The premise and rules of the competition are simple: you and your partner have 24 hours, beginning at the sound of a shotgun at 10:00AM Friday morning, to climb as many pitches and earn as many points as possible. You earn points by climbing routes, each of which is assigned a point value: the harder the route the more points you get. Each route can be climbed twice by each person, but the routes must be lead climbed and must be done clean (without falling or weighting the rope.) Regardless of the rules, the event is less an organized climbing competition and more a 24-hour party for rock climbers. Many people wear costumes, consume excessive amounts of alcohol, and generally try to have an excellent time over the course of the 24 hours. This makes for arguably the most fun climbing event in the country.
At Horseshoe Canyon Ranch there are hundreds of routes under 5.9, which makes it very reasonable for a fit team to climb upwards of 200 pitches each. In order to win though, you not only have to climb an outrageous number of pitches, but you have to do as many hard routes as you can muster. The previous record holders, Nik Berry and Mason Earle had climbed 387 pitches totaling 76,290 points. That’s a lot of rock climbing! My partner Dalton Bunker and I were optimistic about our abilities, but we didn’t set our expectations too high. We wanted to have fun and join in the festivities while still trying hard and climbing our best. We thought that if we were able to stay on course we might be able to earn 30,000 points each, which would mean climbing approximately 1 pitch each every 7 or 8 minutes given the routes we were planning on completing. We knew that high quality hydration and nutrition would be a huge asset for us, so we packed plenty of Gnarly along.
At the beginning of the day, Dalton and I woke up, filled our bottles full of BCAA’s, recited the climbers’ creed (a sort of pledge of allegiance), and began our day of climbing. When we started out we felt quite strong. Dalton and I climbed nearly 15 pitches every hour for the first couple hours of the day. However, with the mixture of midday sun and southern humidity, we soon found ourselves soaked to the bone in sweat, and burning calories faster than we could replace them. We kept chugging down the Hydration and BCAA’s though, and were able to keep rallying into the wee hours of the night
Around 4:00AM, we could feel ourselves hitting a wall. We were physically and mentally exhausted, and were acutely aware of the 6 grueling hours ahead of us. At that point in the event, we had climbed about 150 pitches each, and the thought of trying to maintain our pace for another 40 pitches was almost unthinkable. After that much climbing, the skin on my fingertips was completely wrecked: it felt as if I was holding my hands a little too close to a campfire, and my feet were aching more deeply than I thought possible.

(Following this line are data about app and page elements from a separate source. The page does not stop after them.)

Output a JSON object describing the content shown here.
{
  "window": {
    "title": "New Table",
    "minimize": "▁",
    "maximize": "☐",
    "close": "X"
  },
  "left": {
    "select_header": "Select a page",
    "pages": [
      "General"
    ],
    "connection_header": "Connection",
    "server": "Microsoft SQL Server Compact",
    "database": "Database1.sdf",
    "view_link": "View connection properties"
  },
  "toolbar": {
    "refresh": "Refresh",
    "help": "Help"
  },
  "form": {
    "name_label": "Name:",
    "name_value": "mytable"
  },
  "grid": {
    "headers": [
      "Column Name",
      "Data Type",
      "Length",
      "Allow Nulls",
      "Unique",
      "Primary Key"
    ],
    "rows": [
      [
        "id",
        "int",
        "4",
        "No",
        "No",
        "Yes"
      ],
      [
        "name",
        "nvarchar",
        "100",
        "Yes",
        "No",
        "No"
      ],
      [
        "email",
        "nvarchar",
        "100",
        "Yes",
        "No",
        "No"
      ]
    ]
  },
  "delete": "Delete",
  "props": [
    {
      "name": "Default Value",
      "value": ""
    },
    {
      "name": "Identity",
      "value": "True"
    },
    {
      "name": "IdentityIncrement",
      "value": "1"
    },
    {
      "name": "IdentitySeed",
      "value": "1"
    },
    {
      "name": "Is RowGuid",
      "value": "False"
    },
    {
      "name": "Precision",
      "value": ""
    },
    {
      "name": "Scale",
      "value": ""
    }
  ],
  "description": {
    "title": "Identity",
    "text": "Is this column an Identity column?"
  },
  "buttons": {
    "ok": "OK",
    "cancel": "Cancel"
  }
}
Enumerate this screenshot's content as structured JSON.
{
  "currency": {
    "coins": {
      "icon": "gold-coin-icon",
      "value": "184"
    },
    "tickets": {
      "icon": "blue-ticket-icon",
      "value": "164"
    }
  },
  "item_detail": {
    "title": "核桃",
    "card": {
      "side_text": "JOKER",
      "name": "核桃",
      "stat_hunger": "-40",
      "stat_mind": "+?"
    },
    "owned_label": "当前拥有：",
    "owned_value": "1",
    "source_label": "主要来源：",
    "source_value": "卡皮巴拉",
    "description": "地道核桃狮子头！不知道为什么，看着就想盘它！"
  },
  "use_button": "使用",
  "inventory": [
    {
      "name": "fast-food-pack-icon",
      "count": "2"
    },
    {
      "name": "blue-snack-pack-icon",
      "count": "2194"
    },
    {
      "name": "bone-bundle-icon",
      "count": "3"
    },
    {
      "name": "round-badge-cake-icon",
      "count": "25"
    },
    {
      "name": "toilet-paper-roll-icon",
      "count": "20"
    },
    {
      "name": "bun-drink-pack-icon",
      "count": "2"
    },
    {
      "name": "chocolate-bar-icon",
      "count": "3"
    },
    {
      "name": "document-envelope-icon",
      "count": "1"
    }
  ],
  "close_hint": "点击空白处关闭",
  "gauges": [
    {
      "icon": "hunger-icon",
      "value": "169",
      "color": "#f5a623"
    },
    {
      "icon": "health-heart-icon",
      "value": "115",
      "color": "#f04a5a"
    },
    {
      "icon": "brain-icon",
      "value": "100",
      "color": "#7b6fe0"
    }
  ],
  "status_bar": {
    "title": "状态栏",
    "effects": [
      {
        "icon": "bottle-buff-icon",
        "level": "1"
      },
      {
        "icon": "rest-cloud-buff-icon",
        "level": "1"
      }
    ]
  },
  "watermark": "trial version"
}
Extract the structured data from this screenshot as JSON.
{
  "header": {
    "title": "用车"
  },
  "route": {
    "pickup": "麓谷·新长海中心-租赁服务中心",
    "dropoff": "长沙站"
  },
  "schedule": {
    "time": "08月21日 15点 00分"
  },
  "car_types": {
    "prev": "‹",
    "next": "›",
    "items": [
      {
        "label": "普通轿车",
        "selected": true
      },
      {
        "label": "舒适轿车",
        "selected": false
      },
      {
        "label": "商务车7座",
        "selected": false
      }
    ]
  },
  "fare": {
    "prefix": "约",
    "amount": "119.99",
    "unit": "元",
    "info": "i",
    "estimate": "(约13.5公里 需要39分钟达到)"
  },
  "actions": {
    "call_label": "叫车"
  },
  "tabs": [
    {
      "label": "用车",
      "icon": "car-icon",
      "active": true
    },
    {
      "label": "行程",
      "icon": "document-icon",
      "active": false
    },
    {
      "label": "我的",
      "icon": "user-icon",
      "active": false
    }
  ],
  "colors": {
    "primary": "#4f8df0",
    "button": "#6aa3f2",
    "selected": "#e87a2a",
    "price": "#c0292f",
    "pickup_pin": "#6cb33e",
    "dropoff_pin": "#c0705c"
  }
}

Again, we turned to the Gnarly for a caffeine boost, and as the sun rose, I felt my brain flip 180 degrees. My attitude went from one of dreading the last hours of the event to an attitude of psych beyond measure. Despite hardly being able to walk in a straight line, cramping muscles, and debilitating hand pain, we turned back on. We dug deep into our reserves and kept our pace going until the last seconds before the shotgun rang out to signal the end of the competition.
After the event, Dalton and I took a long nap as we waited for the awards ceremony. At the ceremony it was announced that we had not only won, but we had broken the all-time point record! We had collectively climbed 380 pitches, averaging 5.11a, and totaling 78,760 points. The math on that works out to each of us doing a route every 4 minutes for the entire 24-hour duration. We outdid our highest expectations, and we were incredibly psyched! In order to claim the award, we were required to dive bomb down a massive slip and slide. After awards, there is one final test of endurance: a raging dance party that lasts well into the night. When all is said and done, 24 Hours of Horseshoe Hell makes for an unforgettable weekend in the woods, and Dalton and I would not have been able to do as well as we did without Gnarly.